Gone are the days when Epiphone advertising marketing mocked the Gibson slogan “Only a Gibson is good enough!” displayed on their guitars banner headstock and added: “Epiphone, when good enough is not good enough!“. A snub that says a lot about the rivalry between the two giants of the archtop guitar in the mid-1940s, which many musicians assured and still assure that Epiphone came out musically victorious: the Epiphone Emperor, Epiphone Deluxe, Epiphone Zephyr, Epiphone Broadway, Epiphone Trium ph are still present today to fuel the debate!
And yet, Epiphone is still perceived and considered as a sub-brand of the giant Gibson which swallowed it up in 1957 under the direction of Ted McCarty. Indeed, by buying the company Epiphone, a family business then without a buyer, Gibson carried out a good operation which went beyond its ambition since the company thought above all of buying back tools to manufacture double basses…
The history of Epiphone begins at the end of the 19th century in Turkey. Son of a wood merchant of Greek origin, Anastasios Stathopoulos works in the family store in Smyrna, and specializes in the sale and repair of lutes, violins and bouzoukis. A talented luthier, he quickly opened his own instrument factory, but the taxes imposed by the Ottoman Empire on Greek immigrants hampered its development.
In 1903, at the age of 40, Anastasios decided to try his luck in the United States. Like many Greek and Italian immigrants, he landed in New York and settled in the Lower East Side of Manhattan. Anastasios works on the ground floor of the family home, and his two sons Epaminondas and Orpheus come to assist him in the workshop from an early age. They then mainly made mandolins, very popular instruments in the United States at that time. In 1915, on the death of his father, “Epi”, then aged 22, took over the reins of the family factory.
With the advent of post-war jazz, the mandolin was supplanted by the tenor banjo. Epi, who is an accomplished musician, feels the tide is turning and is one of the first to follow the trend by embarking on the production of this new instrument. He filed a tone ring patent in 1917. In 1924, he began to produce a range of banjos under the name Epiphone Recording Series. These instruments are very successful. While Epiphone mainly produces tenor banjos, intended for jazz and dixieland musicians, it also offers plectrum versions with a longer scale length, 5 or 6 string models, and banjolines. At that time, the brand was distinguished by the production of richly ornamented instruments.

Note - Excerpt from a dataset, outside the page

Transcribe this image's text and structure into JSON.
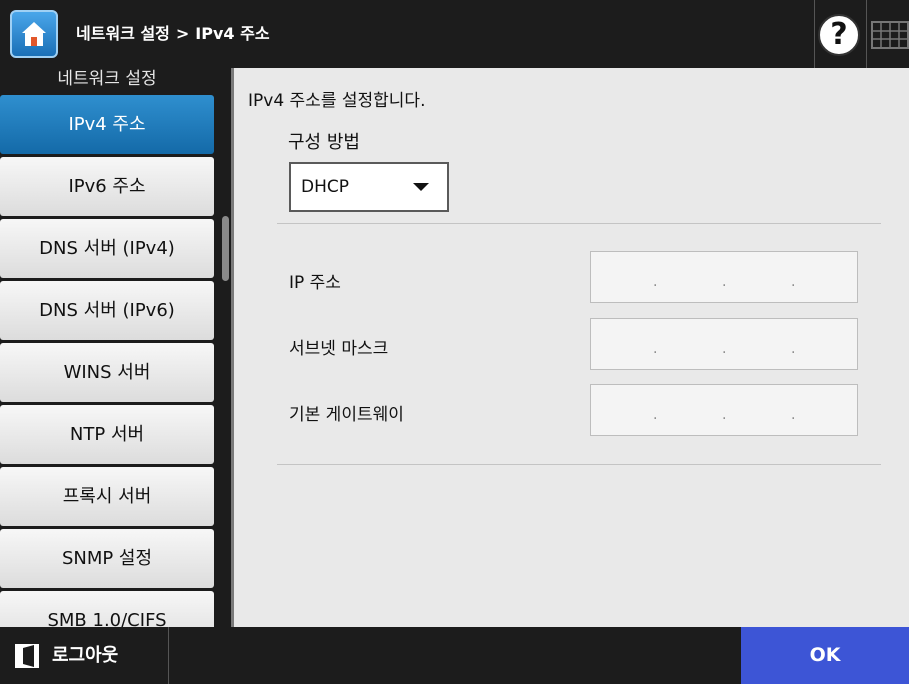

In 1928, Epiphone introduced a range of five models of jazz guitars, under the name of Recording Series. Of uncommon shapes, these have little projection compared to Gibson: the series is a commercial failure. With the Masterbilt series, directly inspired by the famous Gibson L-5, Epiphone corrects the situation. The range consists of seven archtops models: DeLuxe, Broadway, Triumph, Royal, Blackstone, Zenith and Olympic. In 1934, Gibson retaliated by releasing its largest guitar, the Super 400, with a 18-inch-wide body. In response, Epiphone introduced its Emperor model in 1936, with an 18.5-inch body, and drove the point home the following year, increasing the Masterbilt body size by 3/8ths of an inch. Epiphone also offers lap-steels and tube amplifiers, under the Electar brand. The latter were developed by Nathan Daniel (1912-1994), who would later found Danelectro.
Epi died of leukemia in 1943, and his two brothers Orphie and Frixo inherited the company. In 1953, the production site was transferred from New York to Philadelphia. As most of the workers preferred not to leave Little Italy, Epiphone lost a large part of its skilled workforce in this restructuring. The firm is on the decline and cannot reinvent itself in this post-war period.
On the rumored advice of Les Paul, Ted McCarty, president of Gibson, acquired the company in 1957. Epiphone then became a subsidiary offering mainly hollow body and thinline models: Casino, Sheraton and Riviera which are essentially Gibson reviewed and corrected. The brand had a great time until the end of the 60s and you can see The Beatles, The Byrds and many other popular bands playing Epiphone guitars which have something a little more trendy than the Gibsons.
After Gibson was taken over by Norlin, the Epiphone name was relocated first to Japan in 1970 and then throughout Asia. With more or less luck, it is on more or less interesting productions of the entry level and mid-range market. The recent contemporary Epiphone series restore the image of this marvelous house, from which Freedie Green (1911-1987) on the Emperor model, Django Reinhardt and his occasional electric Epiphone Zephyr, Harry Volpe (1904-1995), Dave Davies (1947) and his Epiphone Casino, the strings of the Beatles Paul McCartney (1942), George Harrison (1943-2001), John Lennon (1940-1980) who recorded the album Sgt. Pepper’s Lonely Hearts Club Band only with their respective Epiphone Casino, and The Rolling Stones which are not left out on the same model, finally let’s mention Noel Gallagher on his Epiphone Sheraton.